The magnetic properties of a material control how this material responds to the presence of a magnetic field. Iron oxide is the main component of rust but also...

Im Focus: Self-healing coating made of corn starch makes small scratches disappear through heat

Due to the special arrangement of its molecules, a new coating made of corn starch is able to repair small scratches by itself through heat: The cross-linking via ring-shaped molecules makes the material mobile, so that it compensates for the scratches and these disappear again.

Superficial micro-scratches on the car body or on other high-gloss surfaces are harmless, but annoying. Especially in the luxury segment such surfaces are...

Im Focus: Stellar cartography

The Potsdam Echelle Polarimetric and Spectroscopic Instrument (PEPSI) at the Large Binocular Telescope (LBT) in Arizona released its first image of the surface magnetic field of another star. In a paper in the European journal Astronomy & Astrophysics, the PEPSI team presents a Zeeman- Doppler-Image of the surface of the magnetically active star II Pegasi.

A special technique allows astronomers to resolve the surfaces of faraway stars. Those are otherwise only seen as point sources, even in the largest telescopes...

Im Focus: Heading towards a tsunami of light

Researchers at Chalmers University of Technology and the University of Gothenburg, Sweden, have proposed a way to create a completely new source of radiation. Ultra-intense light pulses consist of the motion of a single wave and can be described as a tsunami of light. The strong wave can be used to study interactions between matter and light in a unique way. Their research is now published in the scientific journal Physical Review Letters.

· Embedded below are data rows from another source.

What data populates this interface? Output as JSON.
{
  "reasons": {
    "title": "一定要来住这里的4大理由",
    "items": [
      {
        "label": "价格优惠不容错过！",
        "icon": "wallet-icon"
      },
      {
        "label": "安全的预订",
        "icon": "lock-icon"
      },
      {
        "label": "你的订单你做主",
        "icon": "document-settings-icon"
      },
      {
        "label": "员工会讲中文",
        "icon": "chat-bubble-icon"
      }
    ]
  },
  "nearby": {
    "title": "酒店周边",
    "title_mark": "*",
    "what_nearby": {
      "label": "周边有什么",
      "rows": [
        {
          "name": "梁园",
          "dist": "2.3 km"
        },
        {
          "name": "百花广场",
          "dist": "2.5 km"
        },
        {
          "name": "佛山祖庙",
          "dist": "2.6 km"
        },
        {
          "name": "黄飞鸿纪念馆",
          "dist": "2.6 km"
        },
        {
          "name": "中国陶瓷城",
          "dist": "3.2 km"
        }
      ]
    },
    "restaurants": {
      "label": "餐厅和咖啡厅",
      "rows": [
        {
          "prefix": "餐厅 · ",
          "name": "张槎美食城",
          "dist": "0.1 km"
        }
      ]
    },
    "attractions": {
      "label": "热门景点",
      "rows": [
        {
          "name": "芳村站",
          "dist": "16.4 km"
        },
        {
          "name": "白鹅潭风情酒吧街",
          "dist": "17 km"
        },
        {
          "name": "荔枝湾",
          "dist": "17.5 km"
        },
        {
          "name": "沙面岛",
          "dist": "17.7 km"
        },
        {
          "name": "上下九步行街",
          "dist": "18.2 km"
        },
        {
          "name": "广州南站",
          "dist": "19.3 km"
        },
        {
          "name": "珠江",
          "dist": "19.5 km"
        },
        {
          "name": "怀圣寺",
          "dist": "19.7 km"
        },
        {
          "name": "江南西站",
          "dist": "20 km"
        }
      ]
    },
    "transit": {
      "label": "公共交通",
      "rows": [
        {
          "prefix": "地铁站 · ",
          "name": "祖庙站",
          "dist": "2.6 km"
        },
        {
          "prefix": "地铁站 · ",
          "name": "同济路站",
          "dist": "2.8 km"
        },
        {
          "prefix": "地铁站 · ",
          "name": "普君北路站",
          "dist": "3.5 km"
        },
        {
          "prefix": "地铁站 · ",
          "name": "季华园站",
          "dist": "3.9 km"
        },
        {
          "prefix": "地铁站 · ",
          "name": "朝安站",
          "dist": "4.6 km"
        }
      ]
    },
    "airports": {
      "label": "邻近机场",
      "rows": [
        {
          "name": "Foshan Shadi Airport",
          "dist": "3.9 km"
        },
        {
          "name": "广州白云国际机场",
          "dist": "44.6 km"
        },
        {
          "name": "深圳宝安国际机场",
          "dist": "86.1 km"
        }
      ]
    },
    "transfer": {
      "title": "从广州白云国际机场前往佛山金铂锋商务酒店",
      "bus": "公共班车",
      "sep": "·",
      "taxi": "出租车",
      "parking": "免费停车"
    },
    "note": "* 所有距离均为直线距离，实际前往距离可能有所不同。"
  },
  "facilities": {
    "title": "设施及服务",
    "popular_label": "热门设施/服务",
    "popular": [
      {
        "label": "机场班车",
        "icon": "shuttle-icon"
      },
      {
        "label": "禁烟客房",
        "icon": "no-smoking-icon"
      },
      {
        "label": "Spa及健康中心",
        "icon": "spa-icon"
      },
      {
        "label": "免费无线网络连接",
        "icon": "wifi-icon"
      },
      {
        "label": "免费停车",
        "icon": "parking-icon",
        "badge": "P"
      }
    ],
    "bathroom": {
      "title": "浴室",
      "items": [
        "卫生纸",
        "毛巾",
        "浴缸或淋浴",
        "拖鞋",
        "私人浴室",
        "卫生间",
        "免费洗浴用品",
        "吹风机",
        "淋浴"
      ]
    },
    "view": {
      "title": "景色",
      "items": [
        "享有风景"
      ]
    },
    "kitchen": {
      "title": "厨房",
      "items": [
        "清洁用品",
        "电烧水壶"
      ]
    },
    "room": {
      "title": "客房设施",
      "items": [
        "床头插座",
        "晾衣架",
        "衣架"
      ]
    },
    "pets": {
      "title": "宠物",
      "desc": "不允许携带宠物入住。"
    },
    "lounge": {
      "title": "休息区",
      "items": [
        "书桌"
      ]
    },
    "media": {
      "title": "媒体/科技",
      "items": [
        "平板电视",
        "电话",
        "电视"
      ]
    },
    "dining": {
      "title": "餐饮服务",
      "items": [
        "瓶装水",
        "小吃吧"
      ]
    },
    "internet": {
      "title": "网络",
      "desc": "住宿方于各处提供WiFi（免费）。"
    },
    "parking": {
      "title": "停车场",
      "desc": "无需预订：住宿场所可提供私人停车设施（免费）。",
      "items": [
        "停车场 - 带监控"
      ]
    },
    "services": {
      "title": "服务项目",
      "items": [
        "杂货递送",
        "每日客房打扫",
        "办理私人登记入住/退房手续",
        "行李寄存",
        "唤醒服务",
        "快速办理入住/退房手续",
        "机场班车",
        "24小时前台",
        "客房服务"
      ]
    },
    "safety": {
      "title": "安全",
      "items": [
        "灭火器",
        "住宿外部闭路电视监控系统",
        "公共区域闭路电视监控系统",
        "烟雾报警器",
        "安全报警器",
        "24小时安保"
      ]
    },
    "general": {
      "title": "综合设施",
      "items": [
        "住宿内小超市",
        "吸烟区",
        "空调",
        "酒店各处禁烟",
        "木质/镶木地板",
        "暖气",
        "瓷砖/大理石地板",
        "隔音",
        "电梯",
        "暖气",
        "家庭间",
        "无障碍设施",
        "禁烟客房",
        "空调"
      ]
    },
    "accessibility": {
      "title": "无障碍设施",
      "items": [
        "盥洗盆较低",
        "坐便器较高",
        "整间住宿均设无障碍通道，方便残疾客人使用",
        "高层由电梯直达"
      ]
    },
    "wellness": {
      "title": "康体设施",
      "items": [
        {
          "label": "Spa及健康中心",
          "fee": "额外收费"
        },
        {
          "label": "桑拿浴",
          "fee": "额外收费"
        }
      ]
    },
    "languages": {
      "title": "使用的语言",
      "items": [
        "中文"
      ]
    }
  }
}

"This source of radiation lets us look at reality through a new angle - it is like twisting a mirror and discovering something completely different," says...

All Focus news of the innovation-report >>>

Anzeige

Anzeige

VideoLinks
Industry & Economy
Event News

International Modelica Conference with 330 visitors from 21 countries at OTH Regensburg

11.03.2019 | Event News

Selection Completed: 580 Young Scientists from 88 Countries at the Lindau Nobel Laureate Meeting

01.03.2019 | Event News

LightMAT 2019 – 3rd International Conference on Light Materials – Science and Technology

28.02.2019 | Event News

 
Latest News

Laser processing is a matter for the head – LZH at the Hannover Messe 2019

25.03.2019 | Trade Fair News

A Varied Menu

25.03.2019 | Life Sciences

‘Time Machine’ heralds new era

25.03.2019 | Information Technology

VideoLinks
Science & Research
Overview of more VideoLinks >>>